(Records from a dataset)
○ ○ ○ ○ ○

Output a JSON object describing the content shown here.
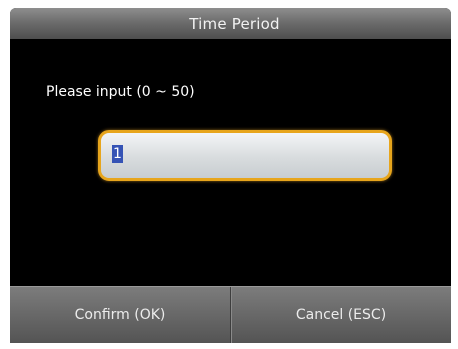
{
  "dialog": {
    "title": "Time Period",
    "prompt": "Please input (0 ~ 50)",
    "input_value": "1"
  },
  "buttons": {
    "confirm_label": "Confirm (OK)",
    "cancel_label": "Cancel (ESC)"
  },
  "colors": {
    "input_border": "#e7a51c",
    "selection_highlight": "#3553b5",
    "screen_background": "#000000"
  }
}
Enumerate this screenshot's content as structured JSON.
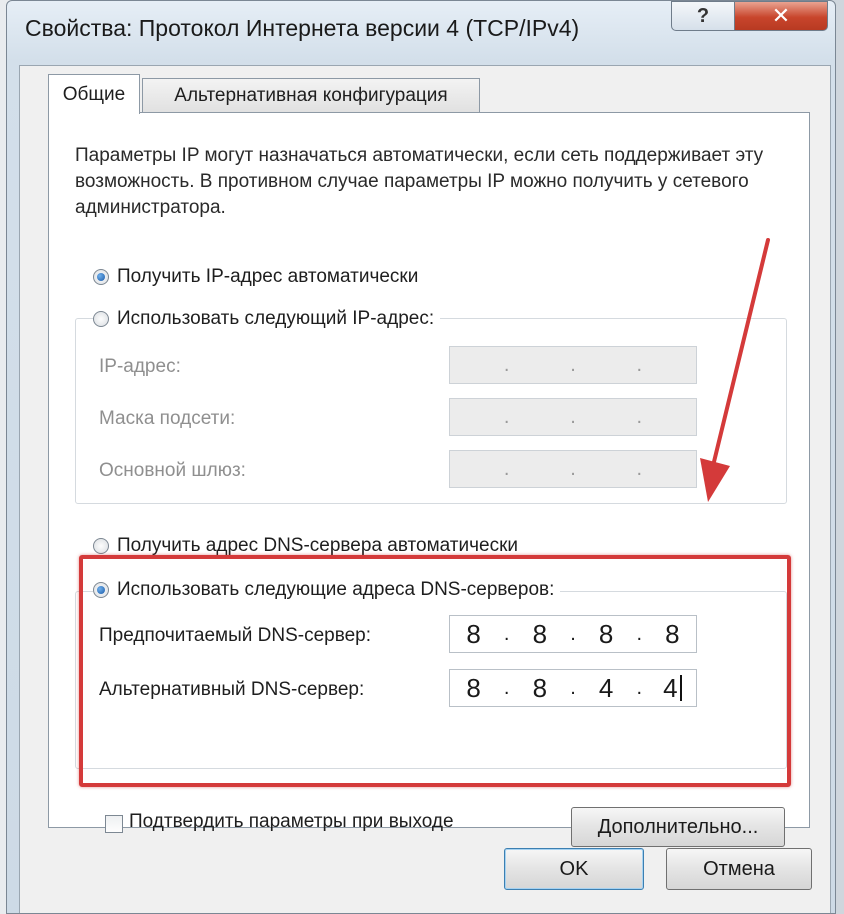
{
  "window": {
    "title": "Свойства: Протокол Интернета версии 4 (TCP/IPv4)",
    "help_label": "?",
    "close_label": "✕"
  },
  "tabs": [
    {
      "label": "Общие",
      "active": true
    },
    {
      "label": "Альтернативная конфигурация",
      "active": false
    }
  ],
  "intro_text": "Параметры IP могут назначаться автоматически, если сеть поддерживает эту возможность. В противном случае параметры IP можно получить у сетевого администратора.",
  "ip": {
    "auto_label": "Получить IP-адрес автоматически",
    "auto_selected": true,
    "manual_label": "Использовать следующий IP-адрес:",
    "manual_selected": false,
    "fields": [
      {
        "label": "IP-адрес:",
        "octets": [
          "",
          "",
          "",
          ""
        ]
      },
      {
        "label": "Маска подсети:",
        "octets": [
          "",
          "",
          "",
          ""
        ]
      },
      {
        "label": "Основной шлюз:",
        "octets": [
          "",
          "",
          "",
          ""
        ]
      }
    ]
  },
  "dns": {
    "auto_label": "Получить адрес DNS-сервера автоматически",
    "auto_selected": false,
    "manual_label": "Использовать следующие адреса DNS-серверов:",
    "manual_selected": true,
    "preferred": {
      "label": "Предпочитаемый DNS-сервер:",
      "octets": [
        "8",
        "8",
        "8",
        "8"
      ]
    },
    "alternate": {
      "label": "Альтернативный DNS-сервер:",
      "octets": [
        "8",
        "8",
        "4",
        "4"
      ]
    }
  },
  "validate_label": "Подтвердить параметры при выходе",
  "validate_checked": false,
  "advanced_label": "Дополнительно...",
  "ok_label": "OK",
  "cancel_label": "Отмена",
  "colors": {
    "highlight": "#d43a3a",
    "accent": "#1c5aa8"
  },
  "icons": [
    "help-icon",
    "close-icon",
    "annotation-arrow-icon"
  ]
}
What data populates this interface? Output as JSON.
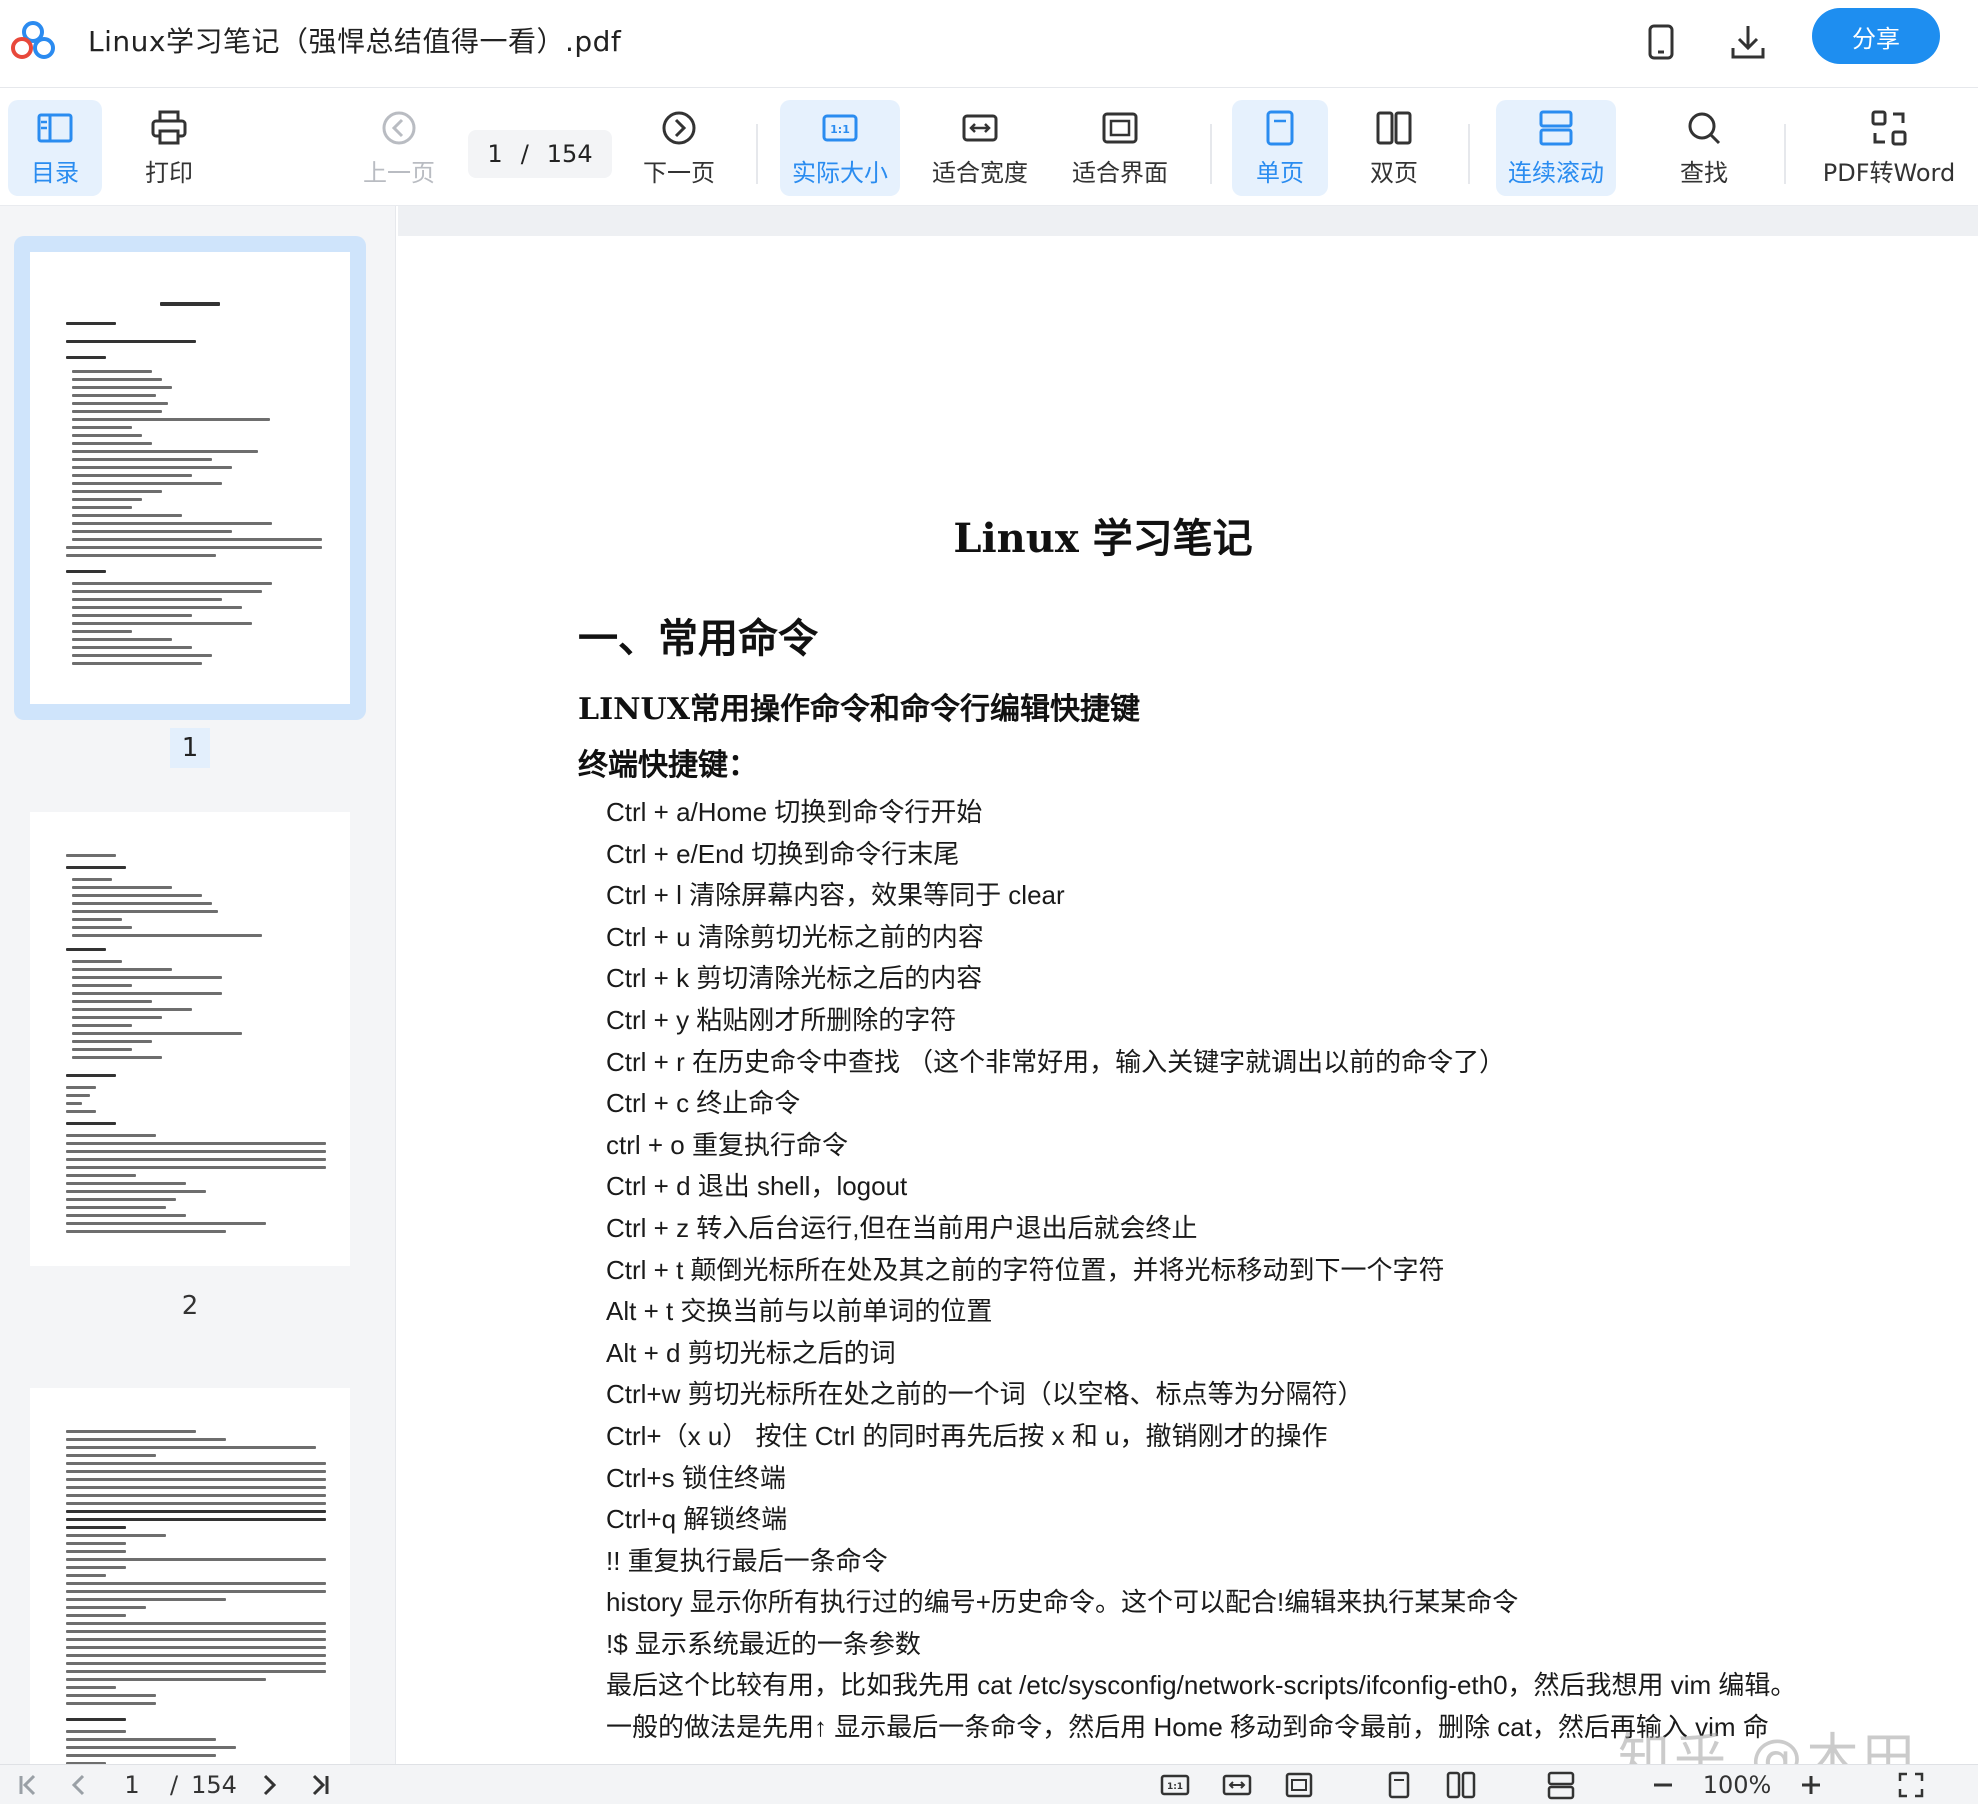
{
  "app": {
    "file_name": "Linux学习笔记（强悍总结值得一看）.pdf",
    "share_label": "分享",
    "brand_color": "#1e8ef0"
  },
  "header_icons": [
    "logo-icon",
    "phone-icon",
    "download-icon"
  ],
  "toolbar": {
    "toc": "目录",
    "print": "打印",
    "prev": "上一页",
    "page_current": "1",
    "page_sep": "/",
    "page_total": "154",
    "next": "下一页",
    "actual_size": "实际大小",
    "fit_width": "适合宽度",
    "fit_page": "适合界面",
    "single_page": "单页",
    "double_page": "双页",
    "continuous": "连续滚动",
    "search": "查找",
    "pdf_to_word": "PDF转Word"
  },
  "sidebar": {
    "thumbnails": [
      {
        "label": "1",
        "selected": true
      },
      {
        "label": "2",
        "selected": false
      },
      {
        "label": "",
        "selected": false
      }
    ]
  },
  "document": {
    "title": "Linux 学习笔记",
    "heading1": "一、常用命令",
    "heading2": "LINUX常用操作命令和命令行编辑快捷键",
    "heading3": "终端快捷键：",
    "lines": [
      "Ctrl + a/Home  切换到命令行开始",
      "Ctrl + e/End  切换到命令行末尾",
      "Ctrl + l  清除屏幕内容，效果等同于 clear",
      "Ctrl + u  清除剪切光标之前的内容",
      "Ctrl + k  剪切清除光标之后的内容",
      "Ctrl + y  粘贴刚才所删除的字符",
      "Ctrl + r  在历史命令中查找 （这个非常好用，输入关键字就调出以前的命令了）",
      "Ctrl + c  终止命令",
      "ctrl + o  重复执行命令",
      "Ctrl + d  退出 shell，logout",
      "Ctrl + z  转入后台运行,但在当前用户退出后就会终止",
      "Ctrl + t  颠倒光标所在处及其之前的字符位置，并将光标移动到下一个字符",
      "Alt + t  交换当前与以前单词的位置",
      "Alt + d  剪切光标之后的词",
      "Ctrl+w  剪切光标所在处之前的一个词（以空格、标点等为分隔符）",
      "Ctrl+（x u） 按住 Ctrl 的同时再先后按 x 和 u，撤销刚才的操作",
      "Ctrl+s  锁住终端",
      "Ctrl+q  解锁终端",
      "!!  重复执行最后一条命令",
      "history  显示你所有执行过的编号+历史命令。这个可以配合!编辑来执行某某命令",
      "!$  显示系统最近的一条参数",
      "最后这个比较有用，比如我先用 cat /etc/sysconfig/network-scripts/ifconfig-eth0，然后我想用 vim 编辑。",
      "一般的做法是先用↑ 显示最后一条命令，然后用 Home 移动到命令最前，删除 cat，然后再输入 vim 命"
    ],
    "watermark": "知乎 @木田"
  },
  "bottom": {
    "page_current": "1",
    "page_sep": "/",
    "page_total": "154",
    "zoom": "100%"
  }
}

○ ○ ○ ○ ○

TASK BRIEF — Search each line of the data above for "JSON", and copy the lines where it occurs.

SOLVED PROBLEM —
Output a JSON object describing the content shown here.
Enumerate this screenshot's content as structured JSON.
What data populates this interface? Output as JSON.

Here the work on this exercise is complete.